This paper will essentially bring out proper methodologies for compensating people who are directly affected by call drops. It will be better to compensate the affected party directly, rather than somebody paying to the regulator.

What is the actual reason for an increase in call drops?

We are in the process of diagnosing the problem of call drops. We are processing the data in Delhi and Mumbai to a granular level to identify potential reasons for call drops.

It is the issue of quality of service as a whole. While one problem is calls dropping, another is not being able to establish a connection. So, the whole range of quality of services will be analysed and operators' performance will be examined. This will provide potential reasons with some amount of objectivity.


Also, we propose to establish a mechanism where we have a dashboard that can be drilled down to see quality of service at the ground level in that particular area/locality. A quality-of-service map of the country - a GIS-like map on how quality is being maintained - will be prepared. It will use a different data visualisation method with various statistics and graphs of each locality in a service area. An information paper related to this will be out shortly.

Do you think operators are not investing enough in infrastructure and there is over-capacity in their networks?

We will comment on this once we have secured full data. Trai is deliberating on making it mandatory for telecom operators to disclose their network capacities periodically.

Also, according to available data, investments in infrastructure have not kept pace with the increase in mobile usage. Prima facie, that operators are investing less in infrastructure appears to be one of the main reasons for call drops.

Will Trai seek more powers from the government to impose penalties directly on mobile operators?

It is too early to comment on this. Let me study how things are; we will look into the legal provisions. But first let me see if Trai is using its existing powers properly. The issue of whether or not we need more powers will come later.

Operators also complain about spectrum constraints. What are your views on it and how soon could we expect recommendations on pricing of spectrum for the next round of auctioning?

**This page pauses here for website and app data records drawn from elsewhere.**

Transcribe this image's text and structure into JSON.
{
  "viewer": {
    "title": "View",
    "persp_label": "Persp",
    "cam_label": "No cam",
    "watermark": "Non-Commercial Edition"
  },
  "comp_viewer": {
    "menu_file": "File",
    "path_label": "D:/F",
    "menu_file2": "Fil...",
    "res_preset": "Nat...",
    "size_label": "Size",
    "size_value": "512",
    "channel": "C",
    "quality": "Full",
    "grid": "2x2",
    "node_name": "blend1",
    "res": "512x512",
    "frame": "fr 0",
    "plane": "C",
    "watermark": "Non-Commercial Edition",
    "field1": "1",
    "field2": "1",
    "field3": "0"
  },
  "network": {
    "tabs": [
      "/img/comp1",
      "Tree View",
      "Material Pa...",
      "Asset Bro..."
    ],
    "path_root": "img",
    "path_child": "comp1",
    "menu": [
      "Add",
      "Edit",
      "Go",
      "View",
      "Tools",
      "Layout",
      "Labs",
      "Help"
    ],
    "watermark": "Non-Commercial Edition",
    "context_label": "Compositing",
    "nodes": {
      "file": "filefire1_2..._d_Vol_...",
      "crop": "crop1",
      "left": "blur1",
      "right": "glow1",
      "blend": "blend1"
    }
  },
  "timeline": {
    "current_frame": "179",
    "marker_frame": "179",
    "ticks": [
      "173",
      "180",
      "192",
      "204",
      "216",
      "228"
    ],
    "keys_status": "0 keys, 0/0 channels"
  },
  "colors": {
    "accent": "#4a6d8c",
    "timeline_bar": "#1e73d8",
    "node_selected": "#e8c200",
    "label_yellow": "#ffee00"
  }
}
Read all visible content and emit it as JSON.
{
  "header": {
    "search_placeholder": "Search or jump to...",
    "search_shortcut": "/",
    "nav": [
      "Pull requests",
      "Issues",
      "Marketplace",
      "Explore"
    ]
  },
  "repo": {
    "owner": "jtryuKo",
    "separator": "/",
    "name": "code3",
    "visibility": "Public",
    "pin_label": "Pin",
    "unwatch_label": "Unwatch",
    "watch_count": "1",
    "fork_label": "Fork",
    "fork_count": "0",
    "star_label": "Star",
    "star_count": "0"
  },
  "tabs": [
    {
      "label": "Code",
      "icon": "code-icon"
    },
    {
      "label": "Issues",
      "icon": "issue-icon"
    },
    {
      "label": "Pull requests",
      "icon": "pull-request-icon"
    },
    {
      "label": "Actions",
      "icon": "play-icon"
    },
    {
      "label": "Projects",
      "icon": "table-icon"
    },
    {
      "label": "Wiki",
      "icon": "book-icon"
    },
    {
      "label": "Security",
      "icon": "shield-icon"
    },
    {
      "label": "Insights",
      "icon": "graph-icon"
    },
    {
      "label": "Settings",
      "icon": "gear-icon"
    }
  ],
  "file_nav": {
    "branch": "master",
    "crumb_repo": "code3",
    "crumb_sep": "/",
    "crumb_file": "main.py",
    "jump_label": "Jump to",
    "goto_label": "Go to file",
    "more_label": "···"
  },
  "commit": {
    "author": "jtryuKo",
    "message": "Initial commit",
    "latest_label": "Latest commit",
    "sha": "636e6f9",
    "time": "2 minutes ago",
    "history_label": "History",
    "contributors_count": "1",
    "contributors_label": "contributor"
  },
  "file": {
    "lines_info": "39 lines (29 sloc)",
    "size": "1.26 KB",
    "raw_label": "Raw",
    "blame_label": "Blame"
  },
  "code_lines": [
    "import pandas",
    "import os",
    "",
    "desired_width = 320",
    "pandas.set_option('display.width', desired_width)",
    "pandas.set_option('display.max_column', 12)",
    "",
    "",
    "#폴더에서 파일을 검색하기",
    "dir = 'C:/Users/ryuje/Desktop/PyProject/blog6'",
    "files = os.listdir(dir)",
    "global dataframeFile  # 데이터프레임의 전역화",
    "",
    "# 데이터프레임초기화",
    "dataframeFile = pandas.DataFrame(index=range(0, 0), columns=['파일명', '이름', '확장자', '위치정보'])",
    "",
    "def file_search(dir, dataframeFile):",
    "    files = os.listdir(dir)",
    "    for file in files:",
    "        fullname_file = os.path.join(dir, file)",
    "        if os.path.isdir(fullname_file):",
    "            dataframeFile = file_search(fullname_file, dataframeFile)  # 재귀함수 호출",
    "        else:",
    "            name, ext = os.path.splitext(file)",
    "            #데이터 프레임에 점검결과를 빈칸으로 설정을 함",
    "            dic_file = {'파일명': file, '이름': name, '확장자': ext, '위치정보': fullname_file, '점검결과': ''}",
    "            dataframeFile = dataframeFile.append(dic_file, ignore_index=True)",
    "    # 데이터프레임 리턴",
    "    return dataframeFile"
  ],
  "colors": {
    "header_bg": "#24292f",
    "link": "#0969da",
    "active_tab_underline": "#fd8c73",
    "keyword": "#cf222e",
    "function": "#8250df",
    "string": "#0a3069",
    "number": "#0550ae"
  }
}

In the past, Trai has always maintained that more spectrum should be made available in different bands. Currently, the government plans to make available spectrum in bands like 2,100 MHz and 2,300 MHz, besides airwaves in the 700 MHz band. We are working on it.


OUT OF SYNC

According to Trai's consultation paper on call drops, users' minutes of usage (on GSM networks) grew 12 per cent between April-June 2013 and January-March 2015. The increase in 2G data usage during this period was 106 per cent. By comparison, the number of 2G-compliant base transceiver stations increased only eight per cent. While growth in 3G data usage was 252 per cent, the number of nodes increased only 61 per cent during the same period.

Dear Reader,


Business Standard has always strived hard to provide up-to-date information and commentary on developments that are of interest to you and have wider political and economic implications for the country and the world. Your encouragement and constant feedback on how to improve our offering have only made our resolve and commitment to these ideals stronger. Even during these difficult times arising out of Covid-19, we continue to remain committed to keeping you informed and updated with credible news, authoritative views and incisive commentary on topical issues of relevance.
We, however, have a request.

As we battle the economic impact of the pandemic, we need your support even more, so that we can continue to offer you more quality content. Our subscription model has seen an encouraging response from many of you, who have subscribed to our online content. More subscription to our online content can only help us achieve the goals of offering you even better and more relevant content. We believe in free, fair and credible journalism. Your support through more subscriptions can help us practise the journalism to which we are committed.

Support quality journalism and subscribe to Business Standard.

Digital Editor

First Published: Mon, September 07 2015. 00:58 IST
RECOMMENDED FOR YOU
.